* Input for this task
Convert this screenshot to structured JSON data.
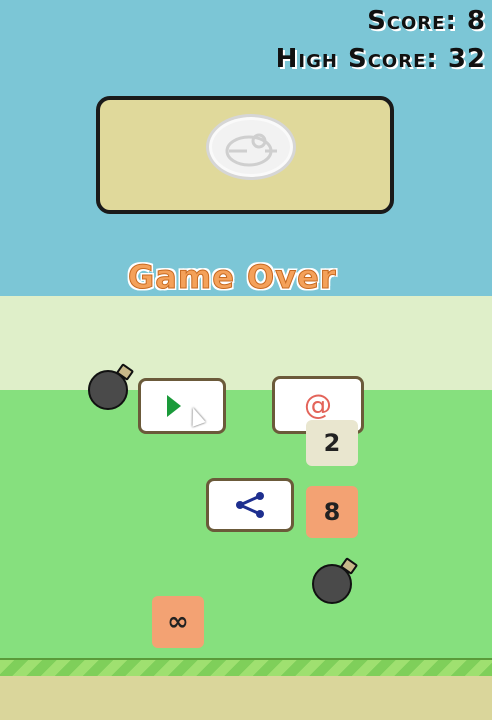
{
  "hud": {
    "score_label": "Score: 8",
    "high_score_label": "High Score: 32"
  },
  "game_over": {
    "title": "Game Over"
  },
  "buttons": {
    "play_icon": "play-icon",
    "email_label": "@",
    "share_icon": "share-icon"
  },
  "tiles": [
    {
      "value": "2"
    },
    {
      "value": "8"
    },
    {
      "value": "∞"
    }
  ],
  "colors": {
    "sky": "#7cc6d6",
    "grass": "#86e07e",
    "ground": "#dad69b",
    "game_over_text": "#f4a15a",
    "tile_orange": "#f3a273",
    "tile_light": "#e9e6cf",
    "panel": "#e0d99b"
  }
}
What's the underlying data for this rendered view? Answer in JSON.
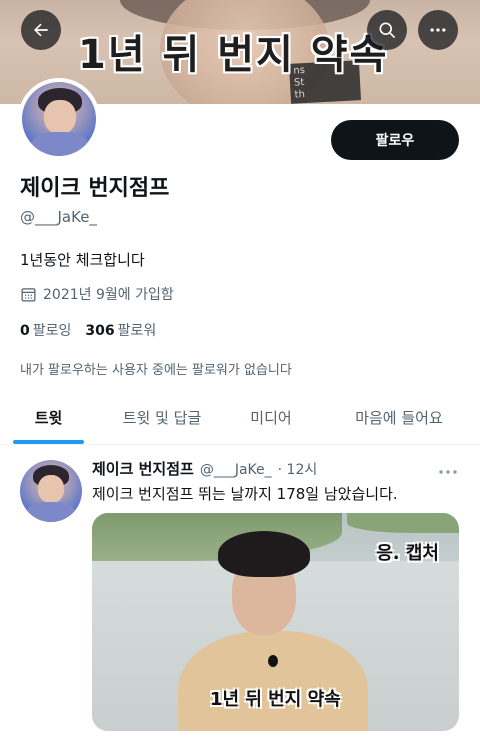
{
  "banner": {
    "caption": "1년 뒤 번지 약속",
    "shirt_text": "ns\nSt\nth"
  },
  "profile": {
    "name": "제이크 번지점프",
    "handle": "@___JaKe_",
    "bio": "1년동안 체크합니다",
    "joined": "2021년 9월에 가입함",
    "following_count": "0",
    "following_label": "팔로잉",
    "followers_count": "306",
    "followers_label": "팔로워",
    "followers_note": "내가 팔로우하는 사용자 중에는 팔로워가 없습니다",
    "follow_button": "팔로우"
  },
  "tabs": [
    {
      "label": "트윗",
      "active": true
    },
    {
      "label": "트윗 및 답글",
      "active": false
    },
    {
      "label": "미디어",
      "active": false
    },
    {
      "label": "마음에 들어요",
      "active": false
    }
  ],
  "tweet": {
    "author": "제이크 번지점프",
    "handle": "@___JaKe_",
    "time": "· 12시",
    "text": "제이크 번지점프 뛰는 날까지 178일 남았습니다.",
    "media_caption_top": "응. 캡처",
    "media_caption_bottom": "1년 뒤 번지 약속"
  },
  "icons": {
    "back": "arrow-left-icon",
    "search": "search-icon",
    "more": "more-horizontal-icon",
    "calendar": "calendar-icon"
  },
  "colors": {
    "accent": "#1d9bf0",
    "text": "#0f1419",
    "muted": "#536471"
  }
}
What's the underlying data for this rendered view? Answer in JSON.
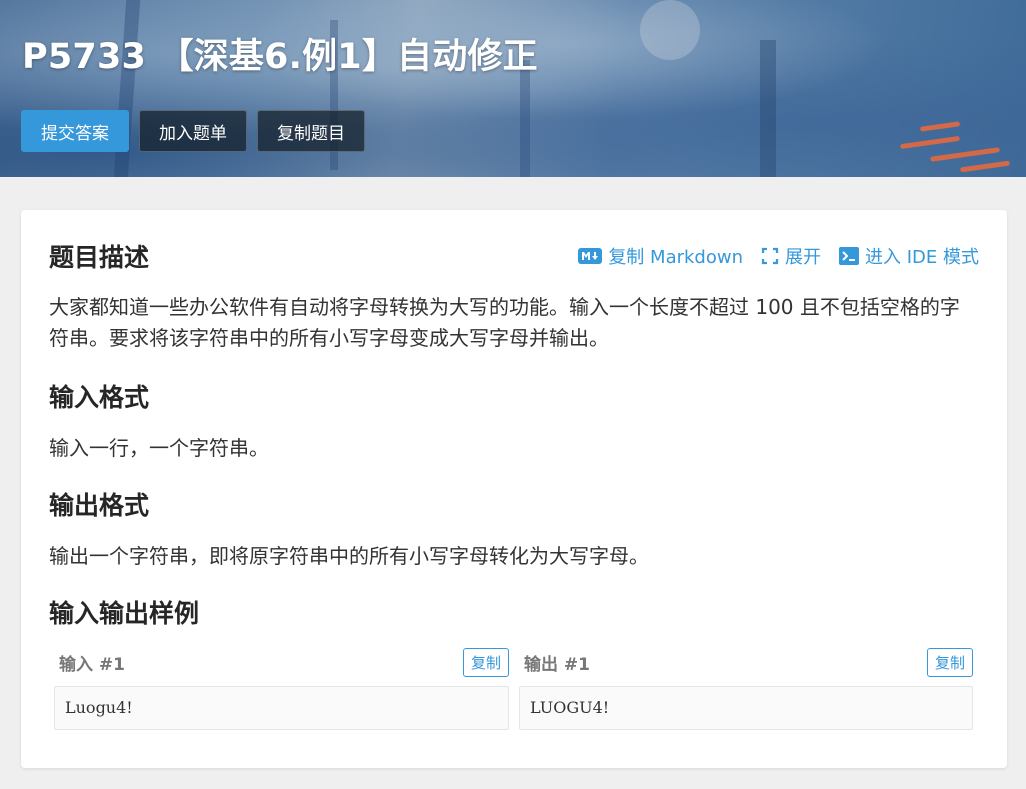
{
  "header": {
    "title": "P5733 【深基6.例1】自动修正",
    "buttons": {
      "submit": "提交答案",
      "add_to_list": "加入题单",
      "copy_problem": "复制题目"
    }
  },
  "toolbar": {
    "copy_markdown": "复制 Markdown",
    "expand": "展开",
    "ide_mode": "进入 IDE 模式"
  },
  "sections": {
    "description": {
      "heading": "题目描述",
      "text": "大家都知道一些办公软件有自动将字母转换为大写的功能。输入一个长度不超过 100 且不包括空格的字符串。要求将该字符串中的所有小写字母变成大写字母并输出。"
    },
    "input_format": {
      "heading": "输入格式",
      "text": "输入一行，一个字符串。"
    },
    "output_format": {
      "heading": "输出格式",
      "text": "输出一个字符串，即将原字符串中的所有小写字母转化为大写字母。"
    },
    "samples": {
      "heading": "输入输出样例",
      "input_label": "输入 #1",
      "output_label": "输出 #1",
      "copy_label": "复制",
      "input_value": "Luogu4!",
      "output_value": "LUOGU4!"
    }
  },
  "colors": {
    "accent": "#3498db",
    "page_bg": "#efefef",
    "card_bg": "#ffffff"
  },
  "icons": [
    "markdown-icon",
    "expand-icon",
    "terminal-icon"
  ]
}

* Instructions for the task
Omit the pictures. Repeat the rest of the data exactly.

* Output
Convert this screenshot to structured JSON data.
{
  "hud": {
    "score_label": "Score: 8",
    "high_score_label": "High Score: 32"
  },
  "game_over": {
    "title": "Game Over"
  },
  "buttons": {
    "play_icon": "play-icon",
    "email_label": "@",
    "share_icon": "share-icon"
  },
  "tiles": [
    {
      "value": "2"
    },
    {
      "value": "8"
    },
    {
      "value": "∞"
    }
  ],
  "colors": {
    "sky": "#7cc6d6",
    "grass": "#86e07e",
    "ground": "#dad69b",
    "game_over_text": "#f4a15a",
    "tile_orange": "#f3a273",
    "tile_light": "#e9e6cf",
    "panel": "#e0d99b"
  }
}
What's the underlying data for this rendered view? Answer in JSON.
{
  "banner": {
    "caption": "1년 뒤 번지 약속",
    "shirt_text": "ns\nSt\nth"
  },
  "profile": {
    "name": "제이크 번지점프",
    "handle": "@___JaKe_",
    "bio": "1년동안 체크합니다",
    "joined": "2021년 9월에 가입함",
    "following_count": "0",
    "following_label": "팔로잉",
    "followers_count": "306",
    "followers_label": "팔로워",
    "followers_note": "내가 팔로우하는 사용자 중에는 팔로워가 없습니다",
    "follow_button": "팔로우"
  },
  "tabs": [
    {
      "label": "트윗",
      "active": true
    },
    {
      "label": "트윗 및 답글",
      "active": false
    },
    {
      "label": "미디어",
      "active": false
    },
    {
      "label": "마음에 들어요",
      "active": false
    }
  ],
  "tweet": {
    "author": "제이크 번지점프",
    "handle": "@___JaKe_",
    "time": "· 12시",
    "text": "제이크 번지점프 뛰는 날까지 178일 남았습니다.",
    "media_caption_top": "응. 캡처",
    "media_caption_bottom": "1년 뒤 번지 약속"
  },
  "icons": {
    "back": "arrow-left-icon",
    "search": "search-icon",
    "more": "more-horizontal-icon",
    "calendar": "calendar-icon"
  },
  "colors": {
    "accent": "#1d9bf0",
    "text": "#0f1419",
    "muted": "#536471"
  }
}
What's the underlying data for this rendered view? Answer in JSON.
{
  "header": {
    "title": "P5733 【深基6.例1】自动修正",
    "buttons": {
      "submit": "提交答案",
      "add_to_list": "加入题单",
      "copy_problem": "复制题目"
    }
  },
  "toolbar": {
    "copy_markdown": "复制 Markdown",
    "expand": "展开",
    "ide_mode": "进入 IDE 模式"
  },
  "sections": {
    "description": {
      "heading": "题目描述",
      "text": "大家都知道一些办公软件有自动将字母转换为大写的功能。输入一个长度不超过 100 且不包括空格的字符串。要求将该字符串中的所有小写字母变成大写字母并输出。"
    },
    "input_format": {
      "heading": "输入格式",
      "text": "输入一行，一个字符串。"
    },
    "output_format": {
      "heading": "输出格式",
      "text": "输出一个字符串，即将原字符串中的所有小写字母转化为大写字母。"
    },
    "samples": {
      "heading": "输入输出样例",
      "input_label": "输入 #1",
      "output_label": "输出 #1",
      "copy_label": "复制",
      "input_value": "Luogu4!",
      "output_value": "LUOGU4!"
    }
  },
  "colors": {
    "accent": "#3498db",
    "page_bg": "#efefef",
    "card_bg": "#ffffff"
  },
  "icons": [
    "markdown-icon",
    "expand-icon",
    "terminal-icon"
  ]
}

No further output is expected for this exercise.